Remember all those retired Air Force T-28As? Many of them were rebuilt to a new standard- the T-28D. Commonly referred to as the Nomad, these counter-insurgency (COIN) attack aircraft saw combat in Southeast Asia for much of the war. Equipped with various versions of the R-1820 engine and strengthened wings, Nomad’s carried various combinations of gun pods and bomb racks. Armor was installed to protect the crew and together with the other modifications this resulted in a top speed of 299 knots (345 miles per hour). Some of the Nomads were also equipped with ejection seats.
The first T-28s to see combat were actually converted former Navy T-28Bs. As part of Operation Farm Gate the USAF’s 4400th Combat Crew Training Wing (CCTW) deployed to South Vietnam in 1961 to train South Vietnamese pilots, who operated T-28Ds throughout the war. The USAF equipped several Special Operations Squadrons (SOSs) with T-28Ds and AT-28Ds and operated them from bases in Southeast Asia until the type was finally retired from combat use in 1972. France operated T-28S Fennecs as COIN attack aircraft. Interestingly the Fennecs were powered by the same version of the R-1820 used to power the Boeing B-17 Flying Fortress.

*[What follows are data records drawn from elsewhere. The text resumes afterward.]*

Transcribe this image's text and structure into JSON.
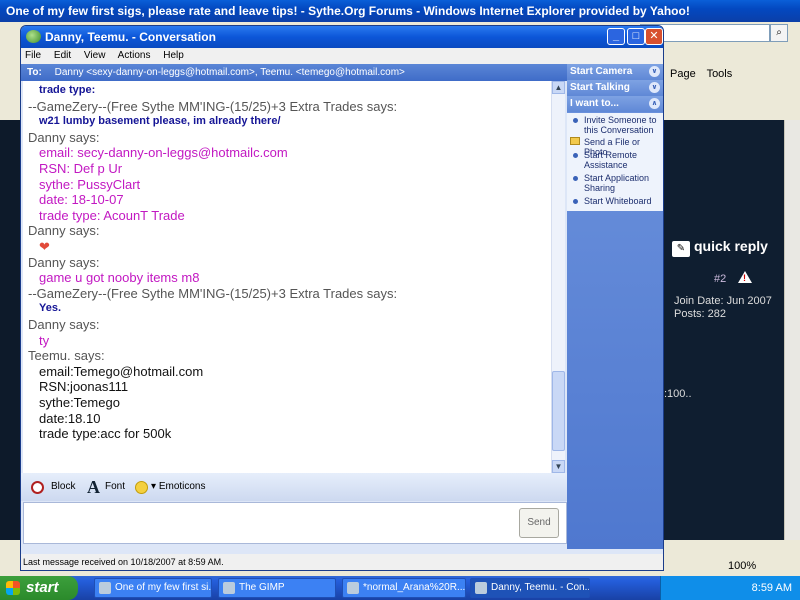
{
  "ie": {
    "title": "One of my few first sigs, please rate and leave tips! - Sythe.Org Forums - Windows Internet Explorer provided by Yahoo!",
    "toolbar": [
      "Page",
      "Tools"
    ],
    "quick_reply": "quick reply",
    "post_number": "#2",
    "join_date": "Join Date: Jun 2007",
    "posts": "Posts: 282",
    "gain": ":100..",
    "zoom": "100%"
  },
  "window": {
    "title": "Danny, Teemu. - Conversation",
    "menu": [
      "File",
      "Edit",
      "View",
      "Actions",
      "Help"
    ],
    "to_label": "To:",
    "to_value": "Danny <sexy-danny-on-leggs@hotmail.com>, Teemu. <temego@hotmail.com>"
  },
  "conversation": [
    {
      "text": "trade type:",
      "style": "b",
      "pad": true
    },
    {
      "text": "--GameZery--(Free Sythe MM'ING-(15/25)+3 Extra Trades says:",
      "style": "says",
      "pad": false
    },
    {
      "text": "w21 lumby basement please, im already there/",
      "style": "b",
      "pad": true
    },
    {
      "text": "Danny says:",
      "style": "says",
      "pad": false
    },
    {
      "text": "email:  secy-danny-on-leggs@hotmailc.com",
      "style": "p",
      "pad": true
    },
    {
      "text": "RSN:  Def p Ur",
      "style": "p",
      "pad": true
    },
    {
      "text": "sythe: PussyClart",
      "style": "p",
      "pad": true
    },
    {
      "text": "date:  18-10-07",
      "style": "p",
      "pad": true
    },
    {
      "text": "trade type: AcounT  Trade",
      "style": "p",
      "pad": true
    },
    {
      "text": "Danny says:",
      "style": "says",
      "pad": false
    },
    {
      "text": "",
      "style": "heart",
      "pad": true
    },
    {
      "text": "Danny says:",
      "style": "says",
      "pad": false
    },
    {
      "text": "game u got nooby items m8",
      "style": "p",
      "pad": true
    },
    {
      "text": "--GameZery--(Free Sythe MM'ING-(15/25)+3 Extra Trades says:",
      "style": "says",
      "pad": false
    },
    {
      "text": "Yes.",
      "style": "b",
      "pad": true
    },
    {
      "text": "Danny says:",
      "style": "says",
      "pad": false
    },
    {
      "text": "ty",
      "style": "p",
      "pad": true
    },
    {
      "text": "Teemu. says:",
      "style": "says",
      "pad": false
    },
    {
      "text": "email:Temego@hotmail.com",
      "style": "k",
      "pad": true
    },
    {
      "text": "RSN:joonas111",
      "style": "k",
      "pad": true
    },
    {
      "text": "sythe:Temego",
      "style": "k",
      "pad": true
    },
    {
      "text": "date:18.10",
      "style": "k",
      "pad": true
    },
    {
      "text": "trade type:acc for 500k",
      "style": "k",
      "pad": true
    }
  ],
  "format_bar": {
    "block": "Block",
    "font": "Font",
    "emoticons": "Emoticons"
  },
  "send_label": "Send",
  "last_message": "Last message received on 10/18/2007 at 8:59 AM.",
  "sidebar": {
    "headers": [
      "Start Camera",
      "Start Talking",
      "I want to..."
    ],
    "tasks": [
      "Invite Someone to this Conversation",
      "Send a File or Photo",
      "Start Remote Assistance",
      "Start Application Sharing",
      "Start Whiteboard"
    ]
  },
  "taskbar": {
    "start": "start",
    "items": [
      "One of my few first si...",
      "The GIMP",
      "*normal_Arana%20R...",
      "Danny, Teemu. - Con..."
    ],
    "clock": "8:59 AM"
  }
}
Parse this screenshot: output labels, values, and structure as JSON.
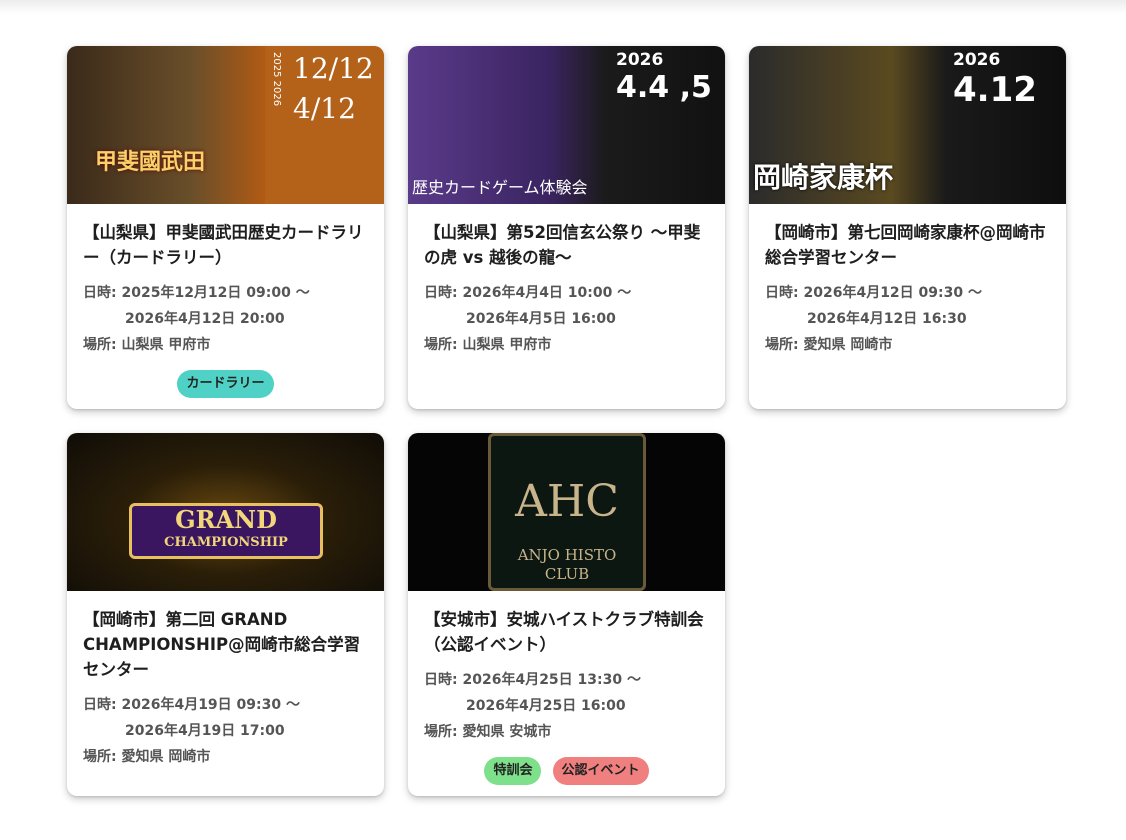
{
  "events": [
    {
      "thumb": {
        "dates": [
          "12/12",
          "4/12"
        ],
        "years": "2025 2026",
        "logo_text": "甲斐國武田"
      },
      "title": "【山梨県】甲斐國武田歴史カードラリー（カードラリー）",
      "datetime_label": "日時:",
      "start": "2025年12月12日 09:00 〜",
      "end": "2026年4月12日 20:00",
      "place_label": "場所:",
      "place": "山梨県 甲府市",
      "tags": [
        {
          "label": "カードラリー",
          "color": "#4fd1c5"
        }
      ]
    },
    {
      "thumb": {
        "year": "2026",
        "date": "4.4 ,5",
        "caption": "歴史カードゲーム体験会"
      },
      "title": "【山梨県】第52回信玄公祭り 〜甲斐の虎 vs 越後の龍〜",
      "datetime_label": "日時:",
      "start": "2026年4月4日 10:00 〜",
      "end": "2026年4月5日 16:00",
      "place_label": "場所:",
      "place": "山梨県 甲府市",
      "tags": []
    },
    {
      "thumb": {
        "year": "2026",
        "date": "4.12",
        "caption": "岡崎家康杯"
      },
      "title": "【岡崎市】第七回岡崎家康杯@岡崎市総合学習センター",
      "datetime_label": "日時:",
      "start": "2026年4月12日 09:30 〜",
      "end": "2026年4月12日 16:30",
      "place_label": "場所:",
      "place": "愛知県 岡崎市",
      "tags": []
    },
    {
      "thumb": {
        "line1": "GRAND",
        "line2": "CHAMPIONSHIP"
      },
      "title": "【岡崎市】第二回 GRAND CHAMPIONSHIP@岡崎市総合学習センター",
      "datetime_label": "日時:",
      "start": "2026年4月19日 09:30 〜",
      "end": "2026年4月19日 17:00",
      "place_label": "場所:",
      "place": "愛知県 岡崎市",
      "tags": []
    },
    {
      "thumb": {
        "big": "AHC",
        "line1": "ANJO HISTO",
        "line2": "CLUB"
      },
      "title": "【安城市】安城ハイストクラブ特訓会（公認イベント）",
      "datetime_label": "日時:",
      "start": "2026年4月25日 13:30 〜",
      "end": "2026年4月25日 16:00",
      "place_label": "場所:",
      "place": "愛知県 安城市",
      "tags": [
        {
          "label": "特訓会",
          "color": "#7ee08a"
        },
        {
          "label": "公認イベント",
          "color": "#f07f7f"
        }
      ]
    }
  ]
}
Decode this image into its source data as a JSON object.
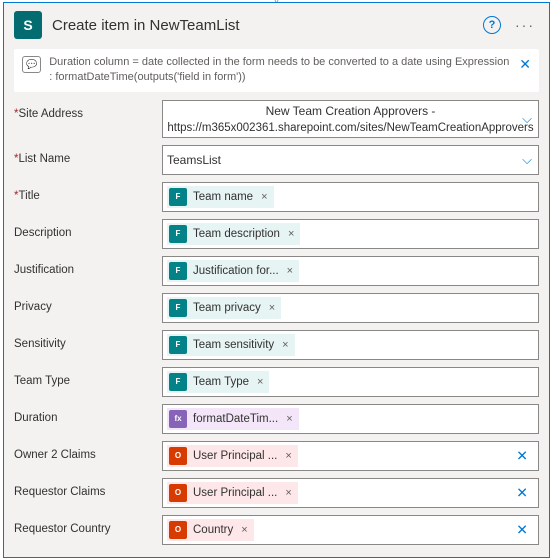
{
  "header": {
    "logo_letter": "S",
    "title": "Create item in NewTeamList"
  },
  "note": {
    "text": "Duration column = date collected in the form needs to be converted to a date using Expression : formatDateTime(outputs('field in form'))"
  },
  "labels": {
    "site": "Site Address",
    "list": "List Name",
    "title": "Title",
    "description": "Description",
    "justification": "Justification",
    "privacy": "Privacy",
    "sensitivity": "Sensitivity",
    "teamtype": "Team Type",
    "duration": "Duration",
    "owner2": "Owner 2 Claims",
    "reqclaims": "Requestor Claims",
    "reqcountry": "Requestor Country"
  },
  "values": {
    "site_name": "New Team Creation Approvers -",
    "site_url": "https://m365x002361.sharepoint.com/sites/NewTeamCreationApprovers",
    "list_name": "TeamsList"
  },
  "tokens": {
    "title": "Team name",
    "description": "Team description",
    "justification": "Justification for...",
    "privacy": "Team privacy",
    "sensitivity": "Team sensitivity",
    "teamtype": "Team Type",
    "duration": "formatDateTim...",
    "owner2": "User Principal ...",
    "reqclaims": "User Principal ...",
    "reqcountry": "Country",
    "fx": "fx",
    "forms_icon": "F",
    "office_icon": "O"
  }
}
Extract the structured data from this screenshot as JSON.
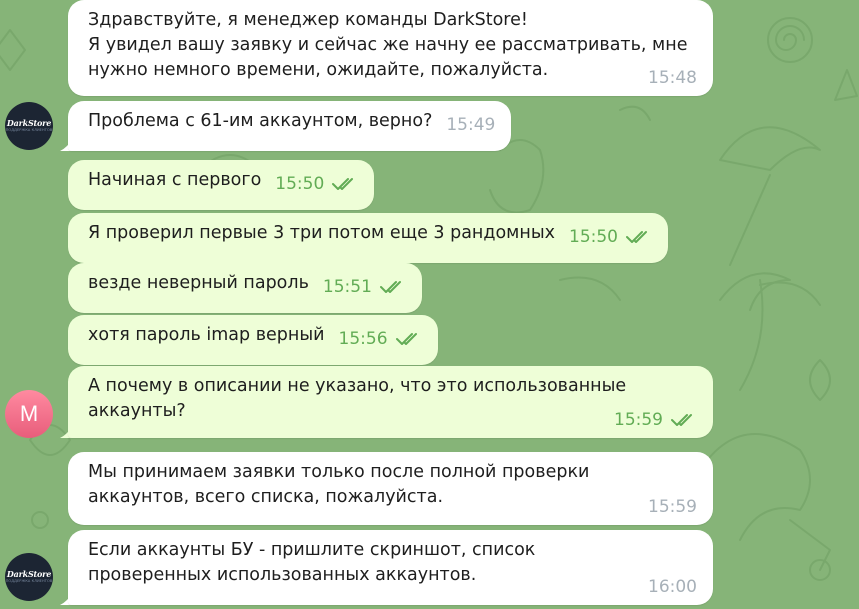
{
  "messages": [
    {
      "text": "Здравствуйте, я менеджер команды DarkStore!\nЯ увидел вашу заявку и сейчас же начну ее рассматривать, мне нужно немного времени, ожидайте, пожалуйста.",
      "time": "15:48",
      "direction": "in"
    },
    {
      "text": "Проблема с 61-им аккаунтом, верно?",
      "time": "15:49",
      "direction": "in"
    },
    {
      "text": "Начиная с первого",
      "time": "15:50",
      "direction": "out",
      "status": "read"
    },
    {
      "text": "Я проверил первые 3 три потом еще 3 рандомных",
      "time": "15:50",
      "direction": "out",
      "status": "read"
    },
    {
      "text": "везде неверный пароль",
      "time": "15:51",
      "direction": "out",
      "status": "read"
    },
    {
      "text": "хотя пароль imap верный",
      "time": "15:56",
      "direction": "out",
      "status": "read"
    },
    {
      "text": "А почему в описании не указано, что это использованные аккаунты?",
      "time": "15:59",
      "direction": "out",
      "status": "read"
    },
    {
      "text": "Мы принимаем заявки только после полной проверки аккаунтов, всего списка, пожалуйста.",
      "time": "15:59",
      "direction": "in"
    },
    {
      "text": "Если аккаунты БУ - пришлите скриншот, список проверенных использованных аккаунтов.",
      "time": "16:00",
      "direction": "in"
    }
  ],
  "avatars": {
    "manager": {
      "brand": "DarkStore",
      "tagline": "ПОДДЕРЖКА КЛИЕНТОВ",
      "icon": "darkstore-logo"
    },
    "user": {
      "letter": "M"
    }
  },
  "colors": {
    "background": "#86b478",
    "incoming_bubble": "#ffffff",
    "outgoing_bubble": "#eefed7",
    "outgoing_meta": "#62ac55",
    "incoming_meta": "#a7b0b8"
  }
}
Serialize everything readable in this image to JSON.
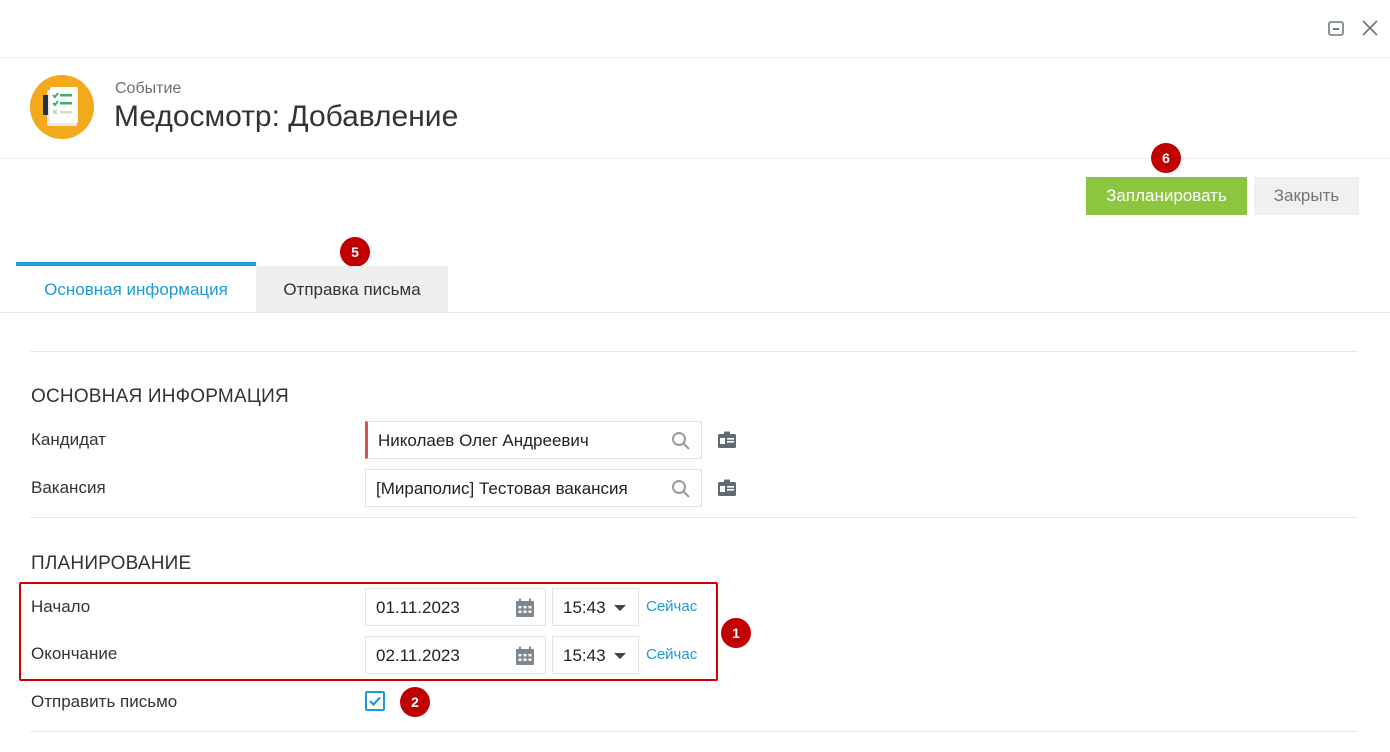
{
  "window": {
    "minimize_icon": "minimize-icon",
    "close_icon": "close-icon"
  },
  "header": {
    "subtitle": "Событие",
    "title": "Медосмотр: Добавление",
    "icon": "checklist-icon"
  },
  "actions": {
    "primary_label": "Запланировать",
    "secondary_label": "Закрыть"
  },
  "tabs": [
    {
      "label": "Основная информация",
      "active": true
    },
    {
      "label": "Отправка письма",
      "active": false
    }
  ],
  "badges": {
    "b1": "1",
    "b2": "2",
    "b5": "5",
    "b6": "6"
  },
  "main_section": {
    "title": "ОСНОВНАЯ ИНФОРМАЦИЯ",
    "candidate_label": "Кандидат",
    "candidate_value": "Николаев Олег Андреевич",
    "vacancy_label": "Вакансия",
    "vacancy_value": "[Мираполис] Тестовая вакансия"
  },
  "planning_section": {
    "title": "ПЛАНИРОВАНИЕ",
    "start_label": "Начало",
    "start_date": "01.11.2023",
    "start_time": "15:43",
    "end_label": "Окончание",
    "end_date": "02.11.2023",
    "end_time": "15:43",
    "now_label": "Сейчас",
    "send_mail_label": "Отправить письмо",
    "send_mail_checked": true
  },
  "colors": {
    "accent": "#1a9bd7",
    "primary_button": "#8cc63f",
    "badge": "#c00000",
    "app_icon_bg": "#f4a81c"
  }
}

In addition to the United States Army, Air Force, Navy, and Marine Corps, T-28s and derivatives thereof have been operated as trainers or in combat by Argentina, Bolivia, Brazil, the Democratic Republic of Congo, Cuba, the Dominican Republic, Ecuador, Ethiopia, France, Haiti, Honduras, Japan, the Khmer Republic, Laos, Mexico, Morocco, Nicaragua, the Philippines, South Korea, Saudi Arabia, South Vietnam, Tunisia, Taiwan, Thailand, Uruguay, Vietnam, and Zaire.
Today T-28s are popular warbirds around the world. Although not miserly when it comes to fuel consumption, T-28s are still light on the controls, easily flown, and good warbird values. There are usually several of them for sale at any time- from meticulously restored examples to essentially stock aircraft ready for flight or restoration. There is even a lot of 40 stock unassembled Navy surplus T-28Bs and T-28Cs, many with full logbooks, available for sale as an entire lot or individually. Once (justifiably) famous for leaking oil from that big old radial engine, available upgrades and updates have eliminated most of the mess.
The North American Trainer Association (NATA) is an excellent networking resource for owners. The Trojan Horsemen and the Trojan Phlyers flight demonstration teams are popular airshow attractions flying their T-28s. The T-28 may not be flush-riveted or shapely (it is in fact huge!), but it performs better than many other piston-engine warbirds- and it has two seats!